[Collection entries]
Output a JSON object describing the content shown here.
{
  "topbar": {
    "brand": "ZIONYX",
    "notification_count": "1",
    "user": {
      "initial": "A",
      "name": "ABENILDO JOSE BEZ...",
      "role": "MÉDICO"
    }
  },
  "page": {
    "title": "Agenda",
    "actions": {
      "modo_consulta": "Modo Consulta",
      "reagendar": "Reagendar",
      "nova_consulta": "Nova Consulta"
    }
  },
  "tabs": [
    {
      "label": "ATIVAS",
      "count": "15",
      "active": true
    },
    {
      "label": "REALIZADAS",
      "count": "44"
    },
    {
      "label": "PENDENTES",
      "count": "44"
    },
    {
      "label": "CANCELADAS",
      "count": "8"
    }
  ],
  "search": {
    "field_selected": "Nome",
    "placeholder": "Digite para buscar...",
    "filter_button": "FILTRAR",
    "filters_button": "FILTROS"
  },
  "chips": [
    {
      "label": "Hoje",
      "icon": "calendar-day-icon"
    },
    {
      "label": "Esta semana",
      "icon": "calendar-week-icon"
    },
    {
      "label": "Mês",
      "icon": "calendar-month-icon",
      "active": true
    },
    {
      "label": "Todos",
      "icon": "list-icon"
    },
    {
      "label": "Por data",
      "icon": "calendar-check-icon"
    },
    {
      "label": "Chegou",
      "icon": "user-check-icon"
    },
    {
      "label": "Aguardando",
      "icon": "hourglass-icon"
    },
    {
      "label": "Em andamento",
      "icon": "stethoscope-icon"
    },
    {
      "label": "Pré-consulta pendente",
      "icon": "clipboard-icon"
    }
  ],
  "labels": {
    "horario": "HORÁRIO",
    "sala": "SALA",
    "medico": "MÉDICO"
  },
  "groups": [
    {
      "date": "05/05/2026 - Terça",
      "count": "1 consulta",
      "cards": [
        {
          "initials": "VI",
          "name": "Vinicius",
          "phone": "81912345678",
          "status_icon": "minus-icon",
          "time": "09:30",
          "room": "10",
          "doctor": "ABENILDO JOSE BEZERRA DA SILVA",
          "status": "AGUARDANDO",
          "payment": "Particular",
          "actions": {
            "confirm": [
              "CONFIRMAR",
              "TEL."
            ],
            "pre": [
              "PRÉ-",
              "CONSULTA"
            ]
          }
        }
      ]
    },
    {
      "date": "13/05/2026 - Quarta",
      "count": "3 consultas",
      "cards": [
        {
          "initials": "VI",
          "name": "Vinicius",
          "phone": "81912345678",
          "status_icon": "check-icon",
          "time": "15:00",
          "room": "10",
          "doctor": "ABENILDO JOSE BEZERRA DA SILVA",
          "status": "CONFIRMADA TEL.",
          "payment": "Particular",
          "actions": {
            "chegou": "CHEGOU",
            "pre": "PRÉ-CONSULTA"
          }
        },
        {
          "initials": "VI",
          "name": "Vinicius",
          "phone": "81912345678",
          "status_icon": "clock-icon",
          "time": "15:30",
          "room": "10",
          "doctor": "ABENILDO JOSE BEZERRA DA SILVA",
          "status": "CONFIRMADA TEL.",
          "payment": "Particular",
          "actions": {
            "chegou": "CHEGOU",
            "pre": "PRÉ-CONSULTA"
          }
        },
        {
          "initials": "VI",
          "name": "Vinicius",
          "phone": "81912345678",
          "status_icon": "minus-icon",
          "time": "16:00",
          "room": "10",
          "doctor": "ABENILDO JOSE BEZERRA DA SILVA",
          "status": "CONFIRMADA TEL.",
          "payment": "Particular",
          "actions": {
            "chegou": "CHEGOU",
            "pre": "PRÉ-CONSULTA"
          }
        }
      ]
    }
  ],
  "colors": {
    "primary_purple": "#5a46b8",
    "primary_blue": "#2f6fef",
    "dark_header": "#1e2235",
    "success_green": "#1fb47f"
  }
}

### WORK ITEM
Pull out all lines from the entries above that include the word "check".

### SOLUTION TO THIS TASK
      "icon": "calendar-check-icon"
      "icon": "user-check-icon"
          "status_icon": "check-icon",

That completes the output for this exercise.